▸ **Provided records**
□ □ □ □

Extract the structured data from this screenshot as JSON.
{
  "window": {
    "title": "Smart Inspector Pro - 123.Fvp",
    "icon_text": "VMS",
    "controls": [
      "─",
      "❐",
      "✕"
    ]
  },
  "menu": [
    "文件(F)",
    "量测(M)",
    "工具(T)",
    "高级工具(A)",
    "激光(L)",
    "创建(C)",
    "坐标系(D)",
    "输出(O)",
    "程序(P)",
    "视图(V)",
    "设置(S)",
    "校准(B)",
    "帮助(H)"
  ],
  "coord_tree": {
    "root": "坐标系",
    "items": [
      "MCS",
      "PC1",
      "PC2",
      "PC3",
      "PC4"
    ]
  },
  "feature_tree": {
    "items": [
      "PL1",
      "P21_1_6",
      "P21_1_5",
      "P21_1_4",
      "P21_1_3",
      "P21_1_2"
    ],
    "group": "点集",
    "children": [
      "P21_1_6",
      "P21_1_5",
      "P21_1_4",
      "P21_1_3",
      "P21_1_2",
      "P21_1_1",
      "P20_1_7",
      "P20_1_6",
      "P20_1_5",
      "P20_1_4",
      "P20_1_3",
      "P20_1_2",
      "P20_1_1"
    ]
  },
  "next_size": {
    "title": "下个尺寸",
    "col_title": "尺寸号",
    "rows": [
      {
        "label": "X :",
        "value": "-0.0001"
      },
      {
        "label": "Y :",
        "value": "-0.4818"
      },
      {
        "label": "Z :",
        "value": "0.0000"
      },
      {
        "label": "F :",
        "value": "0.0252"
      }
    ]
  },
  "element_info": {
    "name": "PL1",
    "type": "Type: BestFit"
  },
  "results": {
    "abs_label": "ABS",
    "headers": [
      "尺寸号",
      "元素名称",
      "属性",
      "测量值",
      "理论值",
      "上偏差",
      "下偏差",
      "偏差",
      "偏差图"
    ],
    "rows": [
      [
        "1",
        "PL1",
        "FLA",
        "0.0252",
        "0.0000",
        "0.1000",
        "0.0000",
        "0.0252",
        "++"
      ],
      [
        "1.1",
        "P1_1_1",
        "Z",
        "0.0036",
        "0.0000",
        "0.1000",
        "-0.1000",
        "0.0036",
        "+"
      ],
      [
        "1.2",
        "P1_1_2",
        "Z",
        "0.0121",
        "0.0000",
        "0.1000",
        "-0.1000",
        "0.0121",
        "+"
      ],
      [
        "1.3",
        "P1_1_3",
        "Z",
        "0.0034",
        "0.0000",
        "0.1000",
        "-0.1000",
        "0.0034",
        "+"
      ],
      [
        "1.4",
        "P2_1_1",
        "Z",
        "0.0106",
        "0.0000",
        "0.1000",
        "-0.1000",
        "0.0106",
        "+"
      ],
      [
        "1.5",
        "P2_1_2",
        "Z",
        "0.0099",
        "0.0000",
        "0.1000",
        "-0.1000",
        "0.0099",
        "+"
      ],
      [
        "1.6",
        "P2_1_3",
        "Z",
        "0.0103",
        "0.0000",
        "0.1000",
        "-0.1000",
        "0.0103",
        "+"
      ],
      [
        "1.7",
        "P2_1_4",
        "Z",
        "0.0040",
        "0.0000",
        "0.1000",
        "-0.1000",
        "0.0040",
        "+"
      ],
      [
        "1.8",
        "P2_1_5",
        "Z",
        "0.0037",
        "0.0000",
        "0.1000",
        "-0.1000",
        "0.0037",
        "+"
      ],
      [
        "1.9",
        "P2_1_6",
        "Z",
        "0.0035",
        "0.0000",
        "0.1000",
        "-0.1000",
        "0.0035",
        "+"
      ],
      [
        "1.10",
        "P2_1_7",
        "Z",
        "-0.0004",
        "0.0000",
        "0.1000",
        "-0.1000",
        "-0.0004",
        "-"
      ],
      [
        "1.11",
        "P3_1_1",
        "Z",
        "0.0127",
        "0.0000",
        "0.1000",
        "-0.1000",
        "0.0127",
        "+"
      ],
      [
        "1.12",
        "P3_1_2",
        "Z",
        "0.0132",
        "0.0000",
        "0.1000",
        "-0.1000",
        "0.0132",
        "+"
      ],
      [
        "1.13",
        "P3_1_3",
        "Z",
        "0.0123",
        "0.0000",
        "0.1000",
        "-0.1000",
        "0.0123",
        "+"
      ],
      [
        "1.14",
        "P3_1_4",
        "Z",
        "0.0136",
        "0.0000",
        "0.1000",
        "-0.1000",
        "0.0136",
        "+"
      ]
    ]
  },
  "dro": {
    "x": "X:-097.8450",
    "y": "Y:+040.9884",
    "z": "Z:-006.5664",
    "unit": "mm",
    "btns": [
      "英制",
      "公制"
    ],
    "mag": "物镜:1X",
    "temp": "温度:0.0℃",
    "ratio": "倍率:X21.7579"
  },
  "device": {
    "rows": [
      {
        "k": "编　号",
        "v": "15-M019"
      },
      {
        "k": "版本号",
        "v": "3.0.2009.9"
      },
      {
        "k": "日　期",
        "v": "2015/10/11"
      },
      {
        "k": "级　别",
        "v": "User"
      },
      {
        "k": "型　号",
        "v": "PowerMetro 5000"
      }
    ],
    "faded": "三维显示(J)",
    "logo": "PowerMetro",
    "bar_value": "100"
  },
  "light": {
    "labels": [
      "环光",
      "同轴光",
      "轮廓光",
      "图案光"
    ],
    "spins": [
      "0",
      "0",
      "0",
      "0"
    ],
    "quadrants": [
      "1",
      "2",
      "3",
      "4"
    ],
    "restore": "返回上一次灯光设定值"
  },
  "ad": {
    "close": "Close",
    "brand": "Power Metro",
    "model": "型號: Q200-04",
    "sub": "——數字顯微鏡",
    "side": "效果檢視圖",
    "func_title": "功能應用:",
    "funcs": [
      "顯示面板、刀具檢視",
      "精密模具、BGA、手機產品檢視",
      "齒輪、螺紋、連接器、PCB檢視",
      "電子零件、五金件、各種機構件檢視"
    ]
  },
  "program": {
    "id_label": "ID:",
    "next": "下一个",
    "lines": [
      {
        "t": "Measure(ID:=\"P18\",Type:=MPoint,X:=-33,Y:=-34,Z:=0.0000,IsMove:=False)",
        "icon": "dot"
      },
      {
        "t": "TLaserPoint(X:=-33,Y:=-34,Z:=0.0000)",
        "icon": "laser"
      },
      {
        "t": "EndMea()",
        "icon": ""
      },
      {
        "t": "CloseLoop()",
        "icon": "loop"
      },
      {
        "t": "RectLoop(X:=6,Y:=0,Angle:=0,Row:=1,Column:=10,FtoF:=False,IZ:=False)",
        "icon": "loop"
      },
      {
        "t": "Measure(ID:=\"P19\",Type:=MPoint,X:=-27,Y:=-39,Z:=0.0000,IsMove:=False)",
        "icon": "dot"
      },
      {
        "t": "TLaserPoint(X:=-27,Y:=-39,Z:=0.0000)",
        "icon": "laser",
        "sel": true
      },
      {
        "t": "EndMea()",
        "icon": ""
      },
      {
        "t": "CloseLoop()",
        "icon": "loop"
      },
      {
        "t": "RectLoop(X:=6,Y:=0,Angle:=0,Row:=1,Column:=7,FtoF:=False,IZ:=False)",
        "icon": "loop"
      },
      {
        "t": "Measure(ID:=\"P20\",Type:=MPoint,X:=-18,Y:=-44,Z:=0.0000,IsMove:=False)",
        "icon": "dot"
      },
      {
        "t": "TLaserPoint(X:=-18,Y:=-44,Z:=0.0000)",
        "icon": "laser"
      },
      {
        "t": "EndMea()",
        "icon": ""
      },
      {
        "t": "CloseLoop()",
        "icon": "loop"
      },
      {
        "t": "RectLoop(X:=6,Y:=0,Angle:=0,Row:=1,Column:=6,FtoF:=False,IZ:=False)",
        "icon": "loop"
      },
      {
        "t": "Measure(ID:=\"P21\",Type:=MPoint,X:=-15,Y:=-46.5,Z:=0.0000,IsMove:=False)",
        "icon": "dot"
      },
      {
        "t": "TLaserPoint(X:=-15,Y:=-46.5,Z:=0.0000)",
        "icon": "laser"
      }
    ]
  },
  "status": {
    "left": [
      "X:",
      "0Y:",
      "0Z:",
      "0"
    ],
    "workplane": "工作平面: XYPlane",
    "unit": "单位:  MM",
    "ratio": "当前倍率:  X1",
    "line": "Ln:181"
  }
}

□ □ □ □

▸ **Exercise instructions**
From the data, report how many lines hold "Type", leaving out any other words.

▸ **Exercise answer**
5